TASK => Which lines in the data below contain the word "date"? Copy each of them.

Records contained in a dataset
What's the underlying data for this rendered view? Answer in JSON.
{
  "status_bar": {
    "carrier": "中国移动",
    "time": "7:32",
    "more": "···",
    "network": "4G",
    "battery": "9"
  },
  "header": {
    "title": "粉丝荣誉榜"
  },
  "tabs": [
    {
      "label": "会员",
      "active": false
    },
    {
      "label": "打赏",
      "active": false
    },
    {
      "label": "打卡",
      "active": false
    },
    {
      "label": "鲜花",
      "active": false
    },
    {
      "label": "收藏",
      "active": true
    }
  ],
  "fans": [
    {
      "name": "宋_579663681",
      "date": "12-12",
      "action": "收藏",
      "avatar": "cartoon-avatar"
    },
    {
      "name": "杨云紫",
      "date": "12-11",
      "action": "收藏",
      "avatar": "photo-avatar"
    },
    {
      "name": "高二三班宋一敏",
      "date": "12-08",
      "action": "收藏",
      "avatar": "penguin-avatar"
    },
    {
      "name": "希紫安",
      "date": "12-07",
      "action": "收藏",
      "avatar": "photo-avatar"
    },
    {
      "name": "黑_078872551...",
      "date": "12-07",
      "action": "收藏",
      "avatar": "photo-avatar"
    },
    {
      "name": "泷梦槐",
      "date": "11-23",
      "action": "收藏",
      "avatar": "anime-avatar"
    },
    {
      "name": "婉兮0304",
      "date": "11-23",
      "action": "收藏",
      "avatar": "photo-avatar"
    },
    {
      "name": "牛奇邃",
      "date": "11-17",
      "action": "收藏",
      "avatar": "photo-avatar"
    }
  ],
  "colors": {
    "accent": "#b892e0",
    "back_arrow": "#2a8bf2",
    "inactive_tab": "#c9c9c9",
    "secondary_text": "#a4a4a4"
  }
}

EXPECTED ANSWER =>
      "date": "12-12",
      "date": "12-11",
      "date": "12-08",
      "date": "12-07",
      "date": "12-07",
      "date": "11-23",
      "date": "11-23",
      "date": "11-17",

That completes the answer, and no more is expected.